◆ **Work instructions**: The string "sparkles" appears in some lines of the data. Report how many, with no other words.

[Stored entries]
※ ※ ※

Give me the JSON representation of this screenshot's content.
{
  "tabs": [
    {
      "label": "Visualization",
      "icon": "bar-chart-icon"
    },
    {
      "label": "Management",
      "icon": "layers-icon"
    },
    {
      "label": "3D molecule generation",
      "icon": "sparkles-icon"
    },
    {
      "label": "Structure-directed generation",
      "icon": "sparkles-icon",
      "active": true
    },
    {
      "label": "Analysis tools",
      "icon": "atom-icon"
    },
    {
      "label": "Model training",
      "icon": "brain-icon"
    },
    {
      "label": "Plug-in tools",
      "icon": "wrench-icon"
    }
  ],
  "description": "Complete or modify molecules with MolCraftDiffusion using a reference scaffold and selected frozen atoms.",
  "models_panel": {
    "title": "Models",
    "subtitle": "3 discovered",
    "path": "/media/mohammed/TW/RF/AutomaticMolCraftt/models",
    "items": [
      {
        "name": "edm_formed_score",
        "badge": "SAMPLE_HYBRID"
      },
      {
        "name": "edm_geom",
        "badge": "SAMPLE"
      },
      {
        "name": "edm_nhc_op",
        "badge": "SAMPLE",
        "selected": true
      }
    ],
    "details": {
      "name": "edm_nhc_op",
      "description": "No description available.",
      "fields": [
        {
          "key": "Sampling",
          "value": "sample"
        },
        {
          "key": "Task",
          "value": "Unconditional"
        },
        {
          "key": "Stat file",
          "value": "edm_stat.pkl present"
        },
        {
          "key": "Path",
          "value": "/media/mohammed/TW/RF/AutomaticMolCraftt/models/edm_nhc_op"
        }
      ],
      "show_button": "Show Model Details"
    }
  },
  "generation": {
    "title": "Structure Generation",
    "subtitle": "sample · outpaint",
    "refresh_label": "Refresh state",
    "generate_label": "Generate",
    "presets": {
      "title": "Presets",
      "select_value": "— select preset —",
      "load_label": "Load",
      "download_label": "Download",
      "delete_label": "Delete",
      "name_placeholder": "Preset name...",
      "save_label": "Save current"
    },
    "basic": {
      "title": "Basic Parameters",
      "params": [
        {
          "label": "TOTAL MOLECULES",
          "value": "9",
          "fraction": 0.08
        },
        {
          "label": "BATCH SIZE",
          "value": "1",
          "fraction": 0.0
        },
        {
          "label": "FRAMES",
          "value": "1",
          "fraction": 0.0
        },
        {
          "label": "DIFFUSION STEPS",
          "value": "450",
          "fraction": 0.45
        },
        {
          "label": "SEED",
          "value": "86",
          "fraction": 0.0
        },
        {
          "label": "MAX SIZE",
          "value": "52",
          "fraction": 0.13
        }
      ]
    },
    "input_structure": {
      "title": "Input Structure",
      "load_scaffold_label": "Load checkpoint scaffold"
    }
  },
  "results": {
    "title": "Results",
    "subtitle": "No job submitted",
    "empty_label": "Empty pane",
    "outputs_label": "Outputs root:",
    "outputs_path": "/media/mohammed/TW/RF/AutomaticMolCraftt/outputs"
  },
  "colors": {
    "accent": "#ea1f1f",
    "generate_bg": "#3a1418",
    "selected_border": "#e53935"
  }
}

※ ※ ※

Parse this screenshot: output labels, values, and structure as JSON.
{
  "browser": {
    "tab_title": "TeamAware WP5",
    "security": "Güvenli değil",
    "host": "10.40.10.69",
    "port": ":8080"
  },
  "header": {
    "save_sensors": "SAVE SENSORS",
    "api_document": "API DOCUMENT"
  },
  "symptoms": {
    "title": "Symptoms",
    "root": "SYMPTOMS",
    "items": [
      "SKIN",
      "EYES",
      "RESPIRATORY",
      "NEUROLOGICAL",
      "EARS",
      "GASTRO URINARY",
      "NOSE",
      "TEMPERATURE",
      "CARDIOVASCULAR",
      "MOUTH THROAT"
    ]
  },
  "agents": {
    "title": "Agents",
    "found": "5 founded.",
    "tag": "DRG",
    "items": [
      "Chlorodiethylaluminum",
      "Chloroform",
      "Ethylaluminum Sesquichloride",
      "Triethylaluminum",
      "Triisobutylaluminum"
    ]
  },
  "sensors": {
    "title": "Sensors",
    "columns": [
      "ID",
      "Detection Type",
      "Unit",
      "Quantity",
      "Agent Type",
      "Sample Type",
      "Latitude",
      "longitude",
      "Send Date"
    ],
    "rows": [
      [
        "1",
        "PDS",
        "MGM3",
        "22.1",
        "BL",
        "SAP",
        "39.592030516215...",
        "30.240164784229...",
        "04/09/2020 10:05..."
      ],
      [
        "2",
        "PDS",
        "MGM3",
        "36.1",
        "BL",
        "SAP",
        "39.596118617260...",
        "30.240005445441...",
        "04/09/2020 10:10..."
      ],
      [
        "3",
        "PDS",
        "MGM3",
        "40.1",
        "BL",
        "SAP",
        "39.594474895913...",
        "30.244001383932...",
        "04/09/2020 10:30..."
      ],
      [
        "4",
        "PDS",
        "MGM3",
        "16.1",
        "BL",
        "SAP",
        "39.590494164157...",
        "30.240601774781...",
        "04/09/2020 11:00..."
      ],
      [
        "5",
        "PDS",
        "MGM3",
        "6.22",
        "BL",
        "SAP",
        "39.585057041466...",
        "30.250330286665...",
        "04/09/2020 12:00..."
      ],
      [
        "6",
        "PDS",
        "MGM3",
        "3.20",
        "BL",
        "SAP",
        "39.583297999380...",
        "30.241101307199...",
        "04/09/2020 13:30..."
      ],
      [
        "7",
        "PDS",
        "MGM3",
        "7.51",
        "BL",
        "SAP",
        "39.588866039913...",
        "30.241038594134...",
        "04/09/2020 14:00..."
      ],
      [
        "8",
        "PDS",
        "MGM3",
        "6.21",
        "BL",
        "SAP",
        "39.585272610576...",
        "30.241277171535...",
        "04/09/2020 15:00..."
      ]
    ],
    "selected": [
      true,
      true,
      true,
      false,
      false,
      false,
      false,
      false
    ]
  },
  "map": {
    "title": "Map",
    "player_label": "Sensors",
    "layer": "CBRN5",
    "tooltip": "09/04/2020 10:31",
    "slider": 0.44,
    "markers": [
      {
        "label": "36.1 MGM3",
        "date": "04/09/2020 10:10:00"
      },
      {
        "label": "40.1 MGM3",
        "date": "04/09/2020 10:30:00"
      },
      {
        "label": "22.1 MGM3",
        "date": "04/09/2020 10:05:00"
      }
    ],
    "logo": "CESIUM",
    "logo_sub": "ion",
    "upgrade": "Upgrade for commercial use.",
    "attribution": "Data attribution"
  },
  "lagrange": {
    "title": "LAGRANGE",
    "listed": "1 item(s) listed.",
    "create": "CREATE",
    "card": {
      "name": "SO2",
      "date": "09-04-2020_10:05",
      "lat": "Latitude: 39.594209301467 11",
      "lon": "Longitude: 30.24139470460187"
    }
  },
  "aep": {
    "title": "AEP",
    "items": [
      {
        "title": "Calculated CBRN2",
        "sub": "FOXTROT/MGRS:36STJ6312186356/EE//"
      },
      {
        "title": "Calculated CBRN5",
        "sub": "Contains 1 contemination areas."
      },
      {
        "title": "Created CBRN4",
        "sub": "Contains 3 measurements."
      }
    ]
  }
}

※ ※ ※

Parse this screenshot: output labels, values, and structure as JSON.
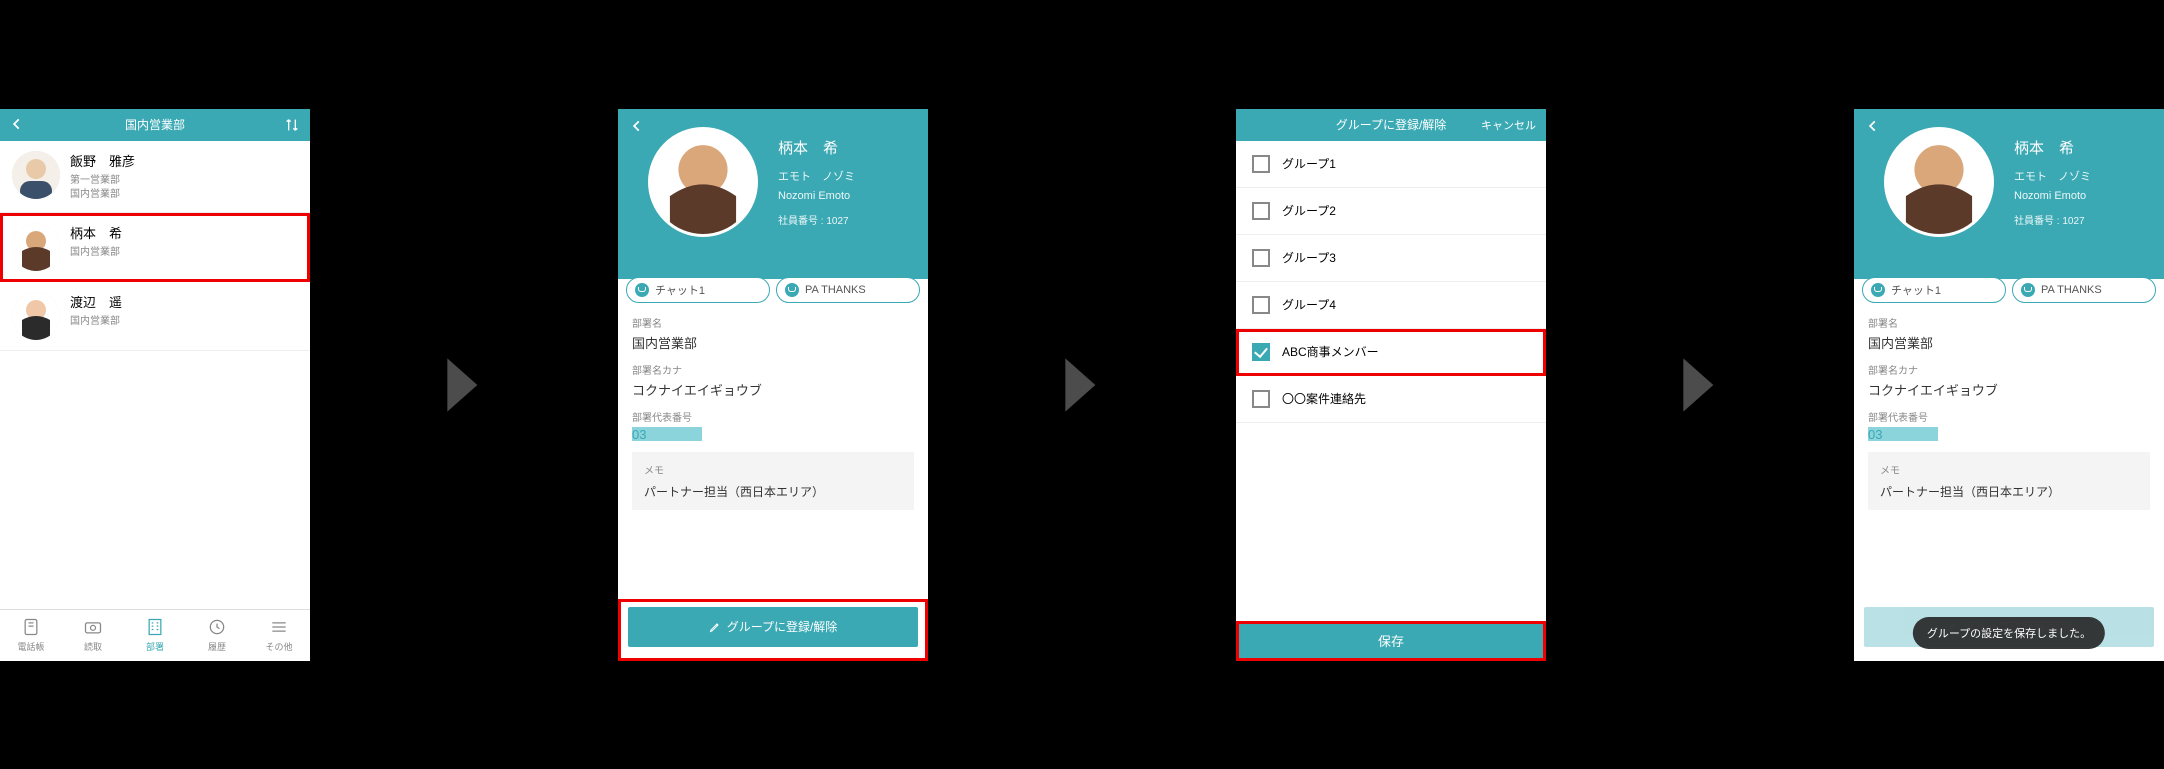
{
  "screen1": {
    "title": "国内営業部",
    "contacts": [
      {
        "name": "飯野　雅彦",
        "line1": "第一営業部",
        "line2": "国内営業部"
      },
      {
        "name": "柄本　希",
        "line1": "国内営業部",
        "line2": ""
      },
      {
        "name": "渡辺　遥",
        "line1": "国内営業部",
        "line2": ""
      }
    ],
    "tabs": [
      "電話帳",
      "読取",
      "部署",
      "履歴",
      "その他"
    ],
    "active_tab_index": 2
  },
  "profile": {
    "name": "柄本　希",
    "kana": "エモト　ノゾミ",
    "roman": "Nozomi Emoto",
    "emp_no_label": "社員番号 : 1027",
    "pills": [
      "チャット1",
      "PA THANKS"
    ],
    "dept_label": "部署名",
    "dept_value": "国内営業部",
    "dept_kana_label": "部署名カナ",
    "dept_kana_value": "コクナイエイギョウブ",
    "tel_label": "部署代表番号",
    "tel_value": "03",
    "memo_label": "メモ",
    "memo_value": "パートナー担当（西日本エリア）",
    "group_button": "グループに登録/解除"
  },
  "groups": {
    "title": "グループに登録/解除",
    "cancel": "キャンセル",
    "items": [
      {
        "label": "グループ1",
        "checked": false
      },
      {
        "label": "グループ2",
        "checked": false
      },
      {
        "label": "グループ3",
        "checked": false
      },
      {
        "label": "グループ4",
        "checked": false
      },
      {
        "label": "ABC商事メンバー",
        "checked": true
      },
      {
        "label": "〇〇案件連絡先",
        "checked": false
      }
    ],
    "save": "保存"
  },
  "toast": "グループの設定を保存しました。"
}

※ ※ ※

◆ **Response**: 2